Where the word "JSON" shows up in the entries below, please copy the whole line.

## Given records
---------------
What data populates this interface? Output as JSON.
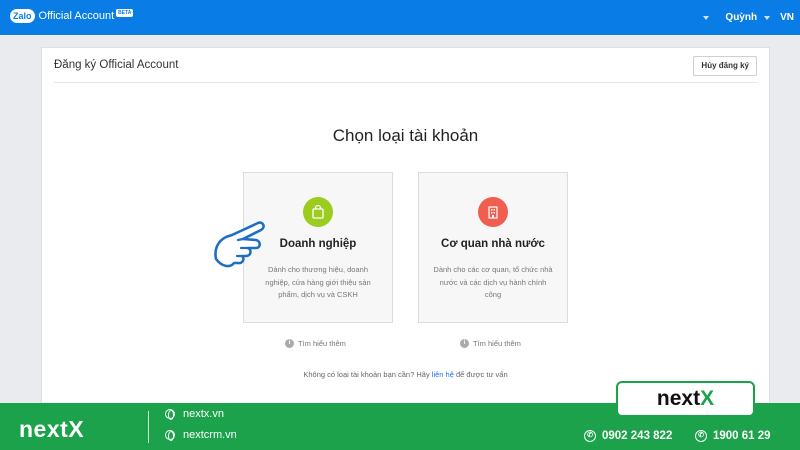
{
  "topbar": {
    "logo_mark": "Zalo",
    "app_title": "Official Account",
    "beta_badge": "BETA",
    "user_name": "Quỳnh",
    "lang": "VN"
  },
  "page": {
    "title": "Đăng ký Official Account",
    "cancel_button": "Hủy đăng ký",
    "heading": "Chọn loại tài khoản"
  },
  "cards": [
    {
      "title": "Doanh nghiệp",
      "desc": "Dành cho thương hiệu, doanh nghiệp, cửa hàng giới thiệu sản phẩm, dịch vụ và CSKH",
      "learn_more": "Tìm hiểu thêm",
      "icon": "shopping-bag-icon",
      "color": "#9bcc1f"
    },
    {
      "title": "Cơ quan nhà nước",
      "desc": "Dành cho các cơ quan, tổ chức nhà nước và các dịch vụ hành chính công",
      "learn_more": "Tìm hiểu thêm",
      "icon": "building-icon",
      "color": "#ef5e4f"
    }
  ],
  "footer_note": {
    "prefix": "Không có loại tài khoản bạn cần? Hãy ",
    "link": "liên hệ",
    "suffix": " để được tư vấn"
  },
  "banner": {
    "brand_prefix": "next",
    "brand_suffix": "X",
    "site1": "nextx.vn",
    "site2": "nextcrm.vn",
    "phone1": "0902 243 822",
    "phone2": "1900 61 29",
    "accent": "#1ba24a"
  }
}
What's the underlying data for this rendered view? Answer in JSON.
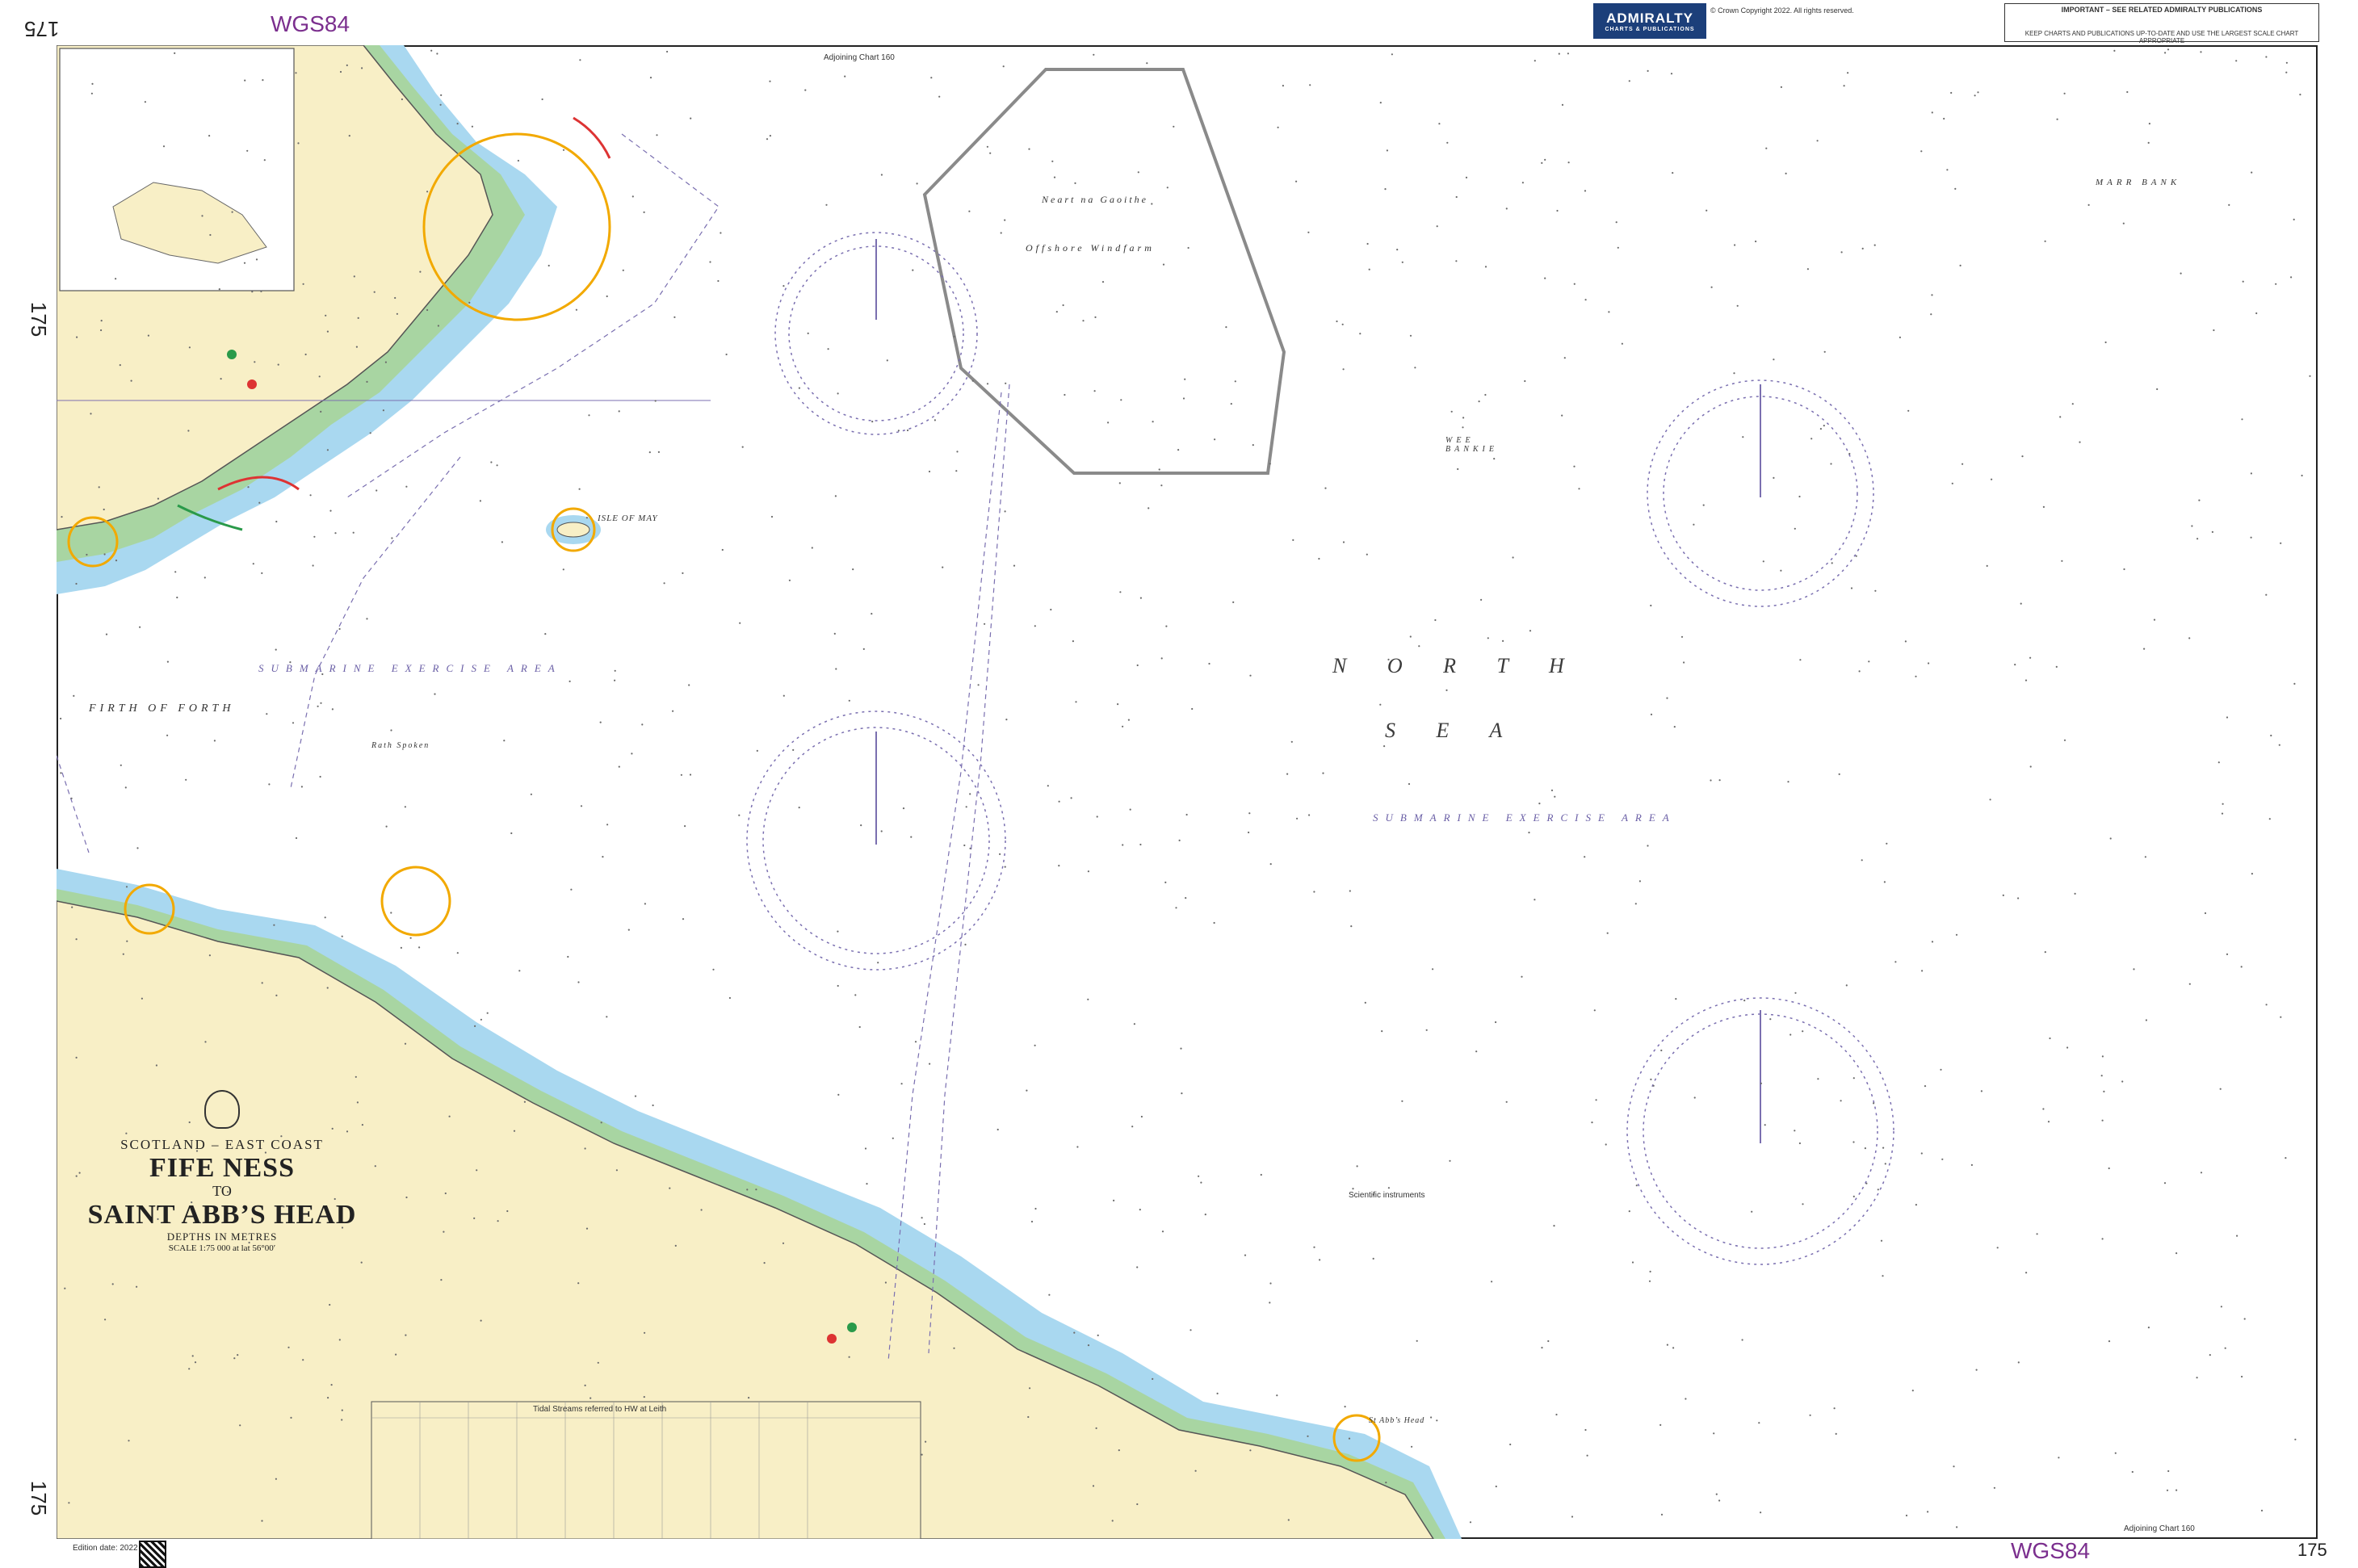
{
  "header": {
    "chart_number_rotated": "175",
    "datum_top": "WGS84",
    "datum_bottom": "WGS84",
    "chart_number_bottom": "175",
    "admiralty_brand": "ADMIRALTY",
    "admiralty_sub": "CHARTS & PUBLICATIONS",
    "copyright_text": "© Crown Copyright 2022. All rights reserved.",
    "notice_title": "IMPORTANT – SEE RELATED ADMIRALTY PUBLICATIONS",
    "notice_body": "KEEP CHARTS AND PUBLICATIONS UP-TO-DATE AND USE THE LARGEST SCALE CHART APPROPRIATE",
    "adjoining_top": "Adjoining Chart 160",
    "adjoining_bottom": "Adjoining Chart 160"
  },
  "title": {
    "region": "SCOTLAND – EAST COAST",
    "line1": "FIFE NESS",
    "to": "TO",
    "line2": "SAINT ABB’S HEAD",
    "depths": "DEPTHS IN METRES",
    "scale": "SCALE 1:75 000 at lat 56°00′"
  },
  "labels": {
    "north": "N O R T H",
    "sea": "S E A",
    "submarine_exercise_area": "SUBMARINE EXERCISE AREA",
    "firth_of_forth": "FIRTH OF FORTH",
    "isle_of_may": "ISLE OF MAY",
    "marr_bank": "MARR BANK",
    "wee_bankie": "WEE BANKIE",
    "offshore_windfarm": "Offshore Windfarm",
    "neart_na_gaoithe": "Neart na Gaoithe",
    "bath_spoken": "Rath Spoken",
    "st_abbs_head": "St Abb’s Head",
    "sewer_label": "Scientific instruments"
  },
  "footer": {
    "tidal_title": "Tidal Streams referred to HW at Leith",
    "edition": "Edition date: 2022"
  },
  "colors": {
    "land": "#f8efc6",
    "shallow": "#a9d8f0",
    "intertidal": "#a8d5a2",
    "deep": "#ffffff",
    "datum_purple": "#7b2f8e",
    "windfarm_outline": "#8a8a8a",
    "light_sector": "#f2a900",
    "compass_rose": "#7a6fb0"
  },
  "icons": [
    "qr-code-icon",
    "crest-icon",
    "compass-rose-icon",
    "light-sector-icon"
  ]
}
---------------
## Output for this task
What data populates this interface? Output as JSON.
What's the underlying data for this rendered view? Answer in JSON.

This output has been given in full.